In anticipation of such vaccines being approved, France announced that its vaccinations will be free and begin in January for one million elderly in retirement homes, February for 14 million at-risk people and spring for the rest of the population.
France was also mourning the latest high-profile figure to succumb to Covid-19, former French president Valery Giscard d’Estaing, who died at the age of 94.
Belgium’s government also said it intends to start vaccinating its most vulnerable in January.
But the raised hopes didn’t only garner the attention of governments — IBM said Thursday that hackers are targeting the Covid-19 vaccine supply chain.
The tech giant said it was “unclear” if a series of cyberattacks it uncovered against companies involved in the effort to distribute doses around the world had been successful.
IBM could not identify who was behind the attacks, but said that the precision of the operation signals “the potential hallmarks of nation-state tradecraft.”

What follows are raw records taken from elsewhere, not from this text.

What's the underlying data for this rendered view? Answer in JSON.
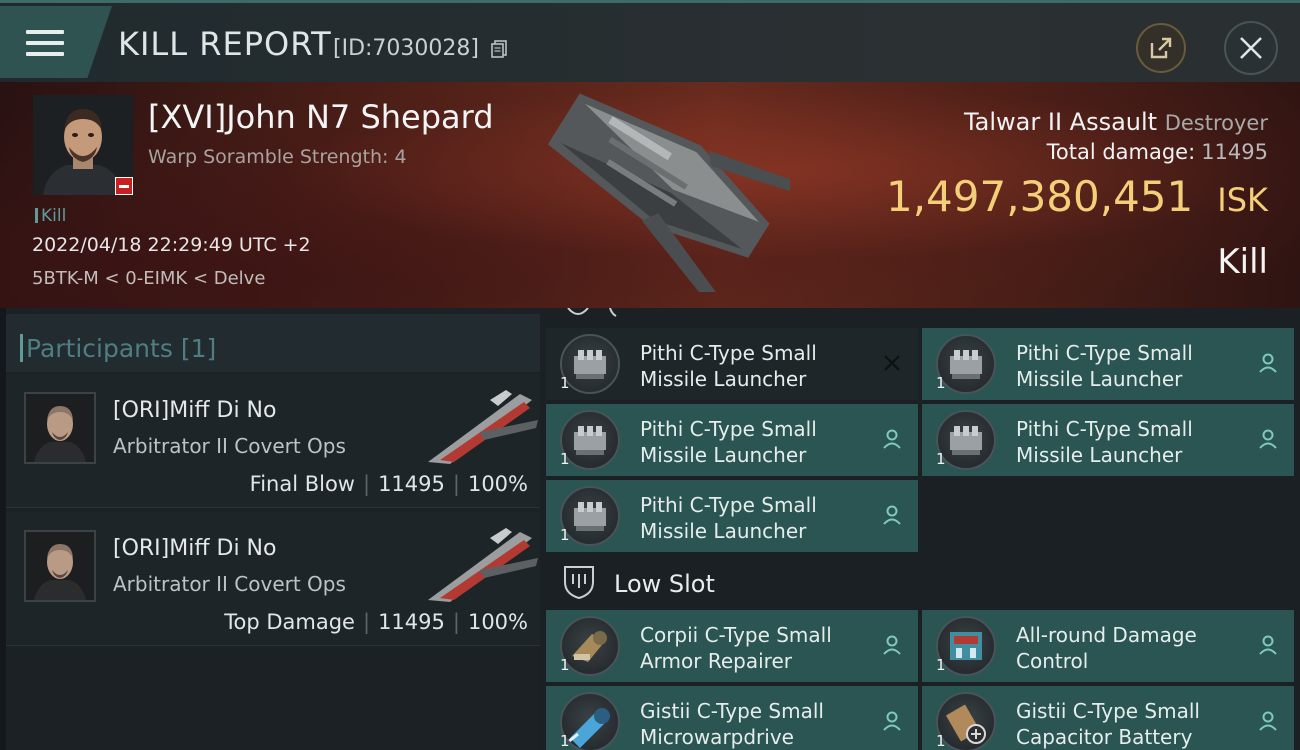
{
  "header": {
    "title": "KILL REPORT",
    "kill_id": "[ID:7030028]"
  },
  "victim": {
    "pilot_name": "[XVI]John N7 Shepard",
    "warp_scramble": "Warp Soramble Strength: 4",
    "tag": "Kill",
    "datetime": "2022/04/18 22:29:49 UTC +2",
    "location": "5BTK-M < 0-EIMK < Delve",
    "ship_name": "Talwar II Assault",
    "ship_class": "Destroyer",
    "total_damage_label": "Total damage:",
    "total_damage_value": "11495",
    "isk_value": "1,497,380,451",
    "isk_unit": "ISK",
    "result_label": "Kill"
  },
  "participants": {
    "title": "Participants",
    "count": "[1]",
    "cards": [
      {
        "name": "[ORI]Miff Di No",
        "ship": "Arbitrator II Covert Ops",
        "role": "Final Blow",
        "damage": "11495",
        "percent": "100%"
      },
      {
        "name": "[ORI]Miff Di No",
        "ship": "Arbitrator II Covert Ops",
        "role": "Top Damage",
        "damage": "11495",
        "percent": "100%"
      }
    ]
  },
  "modules": {
    "mid_rows": [
      {
        "line1": "Pithi C-Type Small",
        "line2": "Missile Launcher",
        "qty": "1",
        "status": "destroyed"
      },
      {
        "line1": "Pithi C-Type Small",
        "line2": "Missile Launcher",
        "qty": "1",
        "status": "dropped"
      },
      {
        "line1": "Pithi C-Type Small",
        "line2": "Missile Launcher",
        "qty": "1",
        "status": "dropped"
      },
      {
        "line1": "Pithi C-Type Small",
        "line2": "Missile Launcher",
        "qty": "1",
        "status": "dropped"
      },
      {
        "line1": "Pithi C-Type Small",
        "line2": "Missile Launcher",
        "qty": "1",
        "status": "dropped"
      }
    ],
    "low_slot_title": "Low Slot",
    "low_rows": [
      {
        "line1": "Corpii C-Type Small",
        "line2": "Armor Repairer",
        "qty": "1",
        "status": "dropped"
      },
      {
        "line1": "All-round Damage",
        "line2": "Control",
        "qty": "1",
        "status": "dropped"
      },
      {
        "line1": "Gistii C-Type Small",
        "line2": "Microwarpdrive",
        "qty": "1",
        "status": "dropped"
      },
      {
        "line1": "Gistii C-Type Small",
        "line2": "Capacitor Battery",
        "qty": "1",
        "status": "dropped"
      }
    ]
  },
  "colors": {
    "accent_teal": "#2a5552",
    "isk_gold": "#f4cf7a",
    "banner_red": "#6b2d1f"
  },
  "icons": [
    "menu-icon",
    "copy-icon",
    "share-icon",
    "close-icon",
    "person-icon",
    "x-icon",
    "shield-slot-icon"
  ]
}
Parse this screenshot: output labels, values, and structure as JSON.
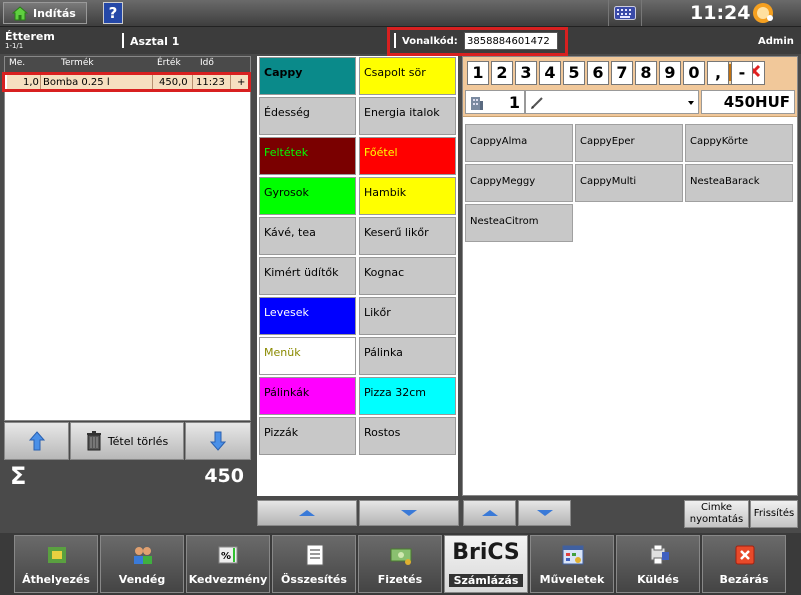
{
  "taskbar": {
    "start_label": "Indítás",
    "help_label": "?",
    "clock": "11:24",
    "icons": [
      "house-icon",
      "keyboard-icon",
      "brand-logo-icon"
    ]
  },
  "header": {
    "venue": "Étterem",
    "venue_sub": "1-1/1",
    "table": "Asztal 1",
    "barcode_label": "Vonalkód:",
    "barcode_value": "3858884601472",
    "user": "Admin"
  },
  "order": {
    "columns": [
      "Me.",
      "Termék",
      "Érték",
      "Idő"
    ],
    "rows": [
      {
        "qty": "1,0",
        "product": "Bomba 0.25 l",
        "value": "450,0",
        "time": "11:23",
        "action": "+"
      }
    ],
    "delete_label": "Tétel törlés",
    "sum_sign": "Σ",
    "sum_value": "450"
  },
  "categories": [
    {
      "label": "Cappy",
      "bg": "#0a8a8a",
      "fg": "#000000",
      "bold": true
    },
    {
      "label": "Csapolt sör",
      "bg": "#ffff00",
      "fg": "#000000"
    },
    {
      "label": "Édesség",
      "bg": "#c8c8c8",
      "fg": "#000000"
    },
    {
      "label": "Energia italok",
      "bg": "#c8c8c8",
      "fg": "#000000"
    },
    {
      "label": "Feltétek",
      "bg": "#7a0000",
      "fg": "#00ff00"
    },
    {
      "label": "Főétel",
      "bg": "#ff0000",
      "fg": "#ffff00"
    },
    {
      "label": "Gyrosok",
      "bg": "#00ff00",
      "fg": "#000000"
    },
    {
      "label": "Hambik",
      "bg": "#ffff00",
      "fg": "#000000"
    },
    {
      "label": "Kávé, tea",
      "bg": "#c8c8c8",
      "fg": "#000000"
    },
    {
      "label": "Keserű likőr",
      "bg": "#c8c8c8",
      "fg": "#000000"
    },
    {
      "label": "Kimért üdítők",
      "bg": "#c8c8c8",
      "fg": "#000000"
    },
    {
      "label": "Kognac",
      "bg": "#c8c8c8",
      "fg": "#000000"
    },
    {
      "label": "Levesek",
      "bg": "#0000ff",
      "fg": "#ffffff"
    },
    {
      "label": "Likőr",
      "bg": "#c8c8c8",
      "fg": "#000000"
    },
    {
      "label": "Menük",
      "bg": "#ffffff",
      "fg": "#8a8a00"
    },
    {
      "label": "Pálinka",
      "bg": "#c8c8c8",
      "fg": "#000000"
    },
    {
      "label": "Pálinkák",
      "bg": "#ff00ff",
      "fg": "#000000"
    },
    {
      "label": "Pizza 32cm",
      "bg": "#00ffff",
      "fg": "#000000"
    },
    {
      "label": "Pizzák",
      "bg": "#c8c8c8",
      "fg": "#000000"
    },
    {
      "label": "Rostos",
      "bg": "#c8c8c8",
      "fg": "#000000"
    }
  ],
  "keypad": {
    "keys": [
      "1",
      "2",
      "3",
      "4",
      "5",
      "6",
      "7",
      "8",
      "9",
      "0",
      ",",
      "-"
    ],
    "quantity": "1",
    "price": "450HUF",
    "icons": [
      "scale-icon",
      "clear-x-icon",
      "building-icon",
      "pencil-icon",
      "dropdown-arrow-icon"
    ]
  },
  "products": [
    "CappyAlma",
    "CappyEper",
    "CappyKörte",
    "CappyMeggy",
    "CappyMulti",
    "NesteaBarack",
    "NesteaCitrom"
  ],
  "right_buttons": {
    "label_print": "Cimke nyomtatás",
    "refresh": "Frissítés"
  },
  "toolbar": [
    {
      "label": "Áthelyezés",
      "icon": "move-arrows-icon"
    },
    {
      "label": "Vendég",
      "icon": "guests-icon"
    },
    {
      "label": "Kedvezmény",
      "icon": "discount-icon"
    },
    {
      "label": "Összesítés",
      "icon": "summary-icon"
    },
    {
      "label": "Fizetés",
      "icon": "payment-icon"
    },
    {
      "label": "Számlázás",
      "icon": "brics-logo-icon",
      "logo_text": "BriCS"
    },
    {
      "label": "Műveletek",
      "icon": "operations-icon"
    },
    {
      "label": "Küldés",
      "icon": "send-icon"
    },
    {
      "label": "Bezárás",
      "icon": "close-icon"
    }
  ]
}
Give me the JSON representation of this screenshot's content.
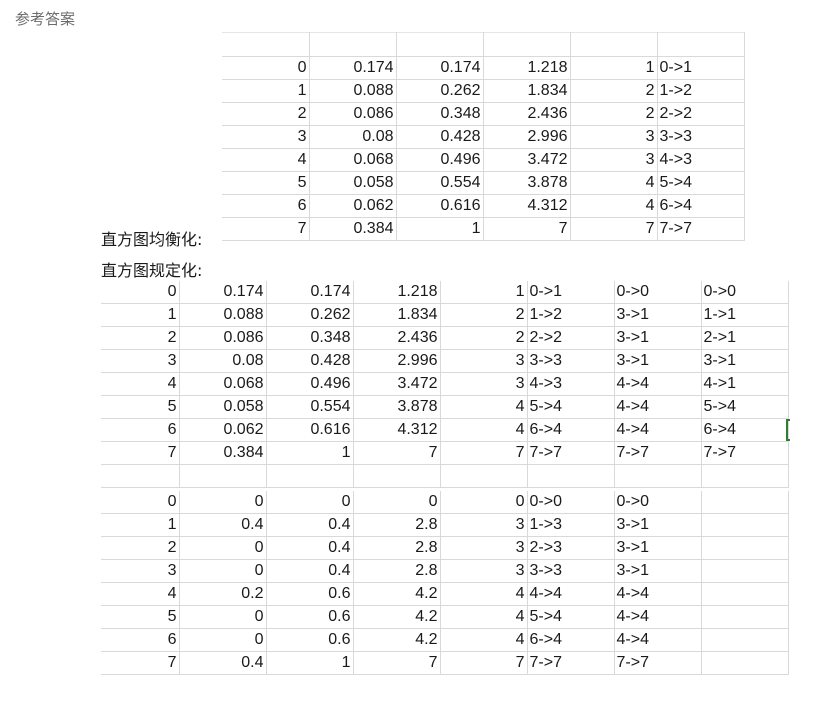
{
  "heading": "参考答案",
  "labels": {
    "equalization": "直方图均衡化:",
    "specification": "直方图规定化:"
  },
  "table_equalization": {
    "rows": [
      [
        "0",
        "0.174",
        "0.174",
        "1.218",
        "1",
        "0->1"
      ],
      [
        "1",
        "0.088",
        "0.262",
        "1.834",
        "2",
        "1->2"
      ],
      [
        "2",
        "0.086",
        "0.348",
        "2.436",
        "2",
        "2->2"
      ],
      [
        "3",
        "0.08",
        "0.428",
        "2.996",
        "3",
        "3->3"
      ],
      [
        "4",
        "0.068",
        "0.496",
        "3.472",
        "3",
        "4->3"
      ],
      [
        "5",
        "0.058",
        "0.554",
        "3.878",
        "4",
        "5->4"
      ],
      [
        "6",
        "0.062",
        "0.616",
        "4.312",
        "4",
        "6->4"
      ],
      [
        "7",
        "0.384",
        "1",
        "7",
        "7",
        "7->7"
      ]
    ]
  },
  "table_spec_source": {
    "rows": [
      [
        "0",
        "0.174",
        "0.174",
        "1.218",
        "1",
        "0->1",
        "0->0",
        "0->0"
      ],
      [
        "1",
        "0.088",
        "0.262",
        "1.834",
        "2",
        "1->2",
        "3->1",
        "1->1"
      ],
      [
        "2",
        "0.086",
        "0.348",
        "2.436",
        "2",
        "2->2",
        "3->1",
        "2->1"
      ],
      [
        "3",
        "0.08",
        "0.428",
        "2.996",
        "3",
        "3->3",
        "3->1",
        "3->1"
      ],
      [
        "4",
        "0.068",
        "0.496",
        "3.472",
        "3",
        "4->3",
        "4->4",
        "4->1"
      ],
      [
        "5",
        "0.058",
        "0.554",
        "3.878",
        "4",
        "5->4",
        "4->4",
        "5->4"
      ],
      [
        "6",
        "0.062",
        "0.616",
        "4.312",
        "4",
        "6->4",
        "4->4",
        "6->4"
      ],
      [
        "7",
        "0.384",
        "1",
        "7",
        "7",
        "7->7",
        "7->7",
        "7->7"
      ]
    ]
  },
  "table_spec_target": {
    "rows": [
      [
        "0",
        "0",
        "0",
        "0",
        "0",
        "0->0",
        "0->0",
        ""
      ],
      [
        "1",
        "0.4",
        "0.4",
        "2.8",
        "3",
        "1->3",
        "3->1",
        ""
      ],
      [
        "2",
        "0",
        "0.4",
        "2.8",
        "3",
        "2->3",
        "3->1",
        ""
      ],
      [
        "3",
        "0",
        "0.4",
        "2.8",
        "3",
        "3->3",
        "3->1",
        ""
      ],
      [
        "4",
        "0.2",
        "0.6",
        "4.2",
        "4",
        "4->4",
        "4->4",
        ""
      ],
      [
        "5",
        "0",
        "0.6",
        "4.2",
        "4",
        "5->4",
        "4->4",
        ""
      ],
      [
        "6",
        "0",
        "0.6",
        "4.2",
        "4",
        "6->4",
        "4->4",
        ""
      ],
      [
        "7",
        "0.4",
        "1",
        "7",
        "7",
        "7->7",
        "7->7",
        ""
      ]
    ]
  }
}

UN Secretary-General Antonio Guterres warned that even if vaccines are quickly approved, the world would still be fighting the pandemic’s aftershocks.
“Let’s not fool ourselves. A vaccine cannot undo damage that will stretch across years, even decades to come,” Guterres said while opening a special UN summit on the virus.
Guterres reiterated his call that vaccines be considered a “global public good” that are shared around the world.
More than 180 countries have joined Covax, a global collaboration initiative by the World Health Organization to work with manufacturers to distribute vaccines equitably.
A reminder of the pandemic’s society-altering effects came again Thursday with a landmark announcement from Warner Bros. studio, which said it will release its entire 2021 slate of movies on HBO Max streaming and in theaters simultaneously.
But some British football supporters were given a reminder of pre-pandemic days as Arsenal welcomed a crowd of 2,000 for Thursday’s Europa League win over Rapid Vienna.
It was the first time in 270 days that fans were back inside a Premier League ground.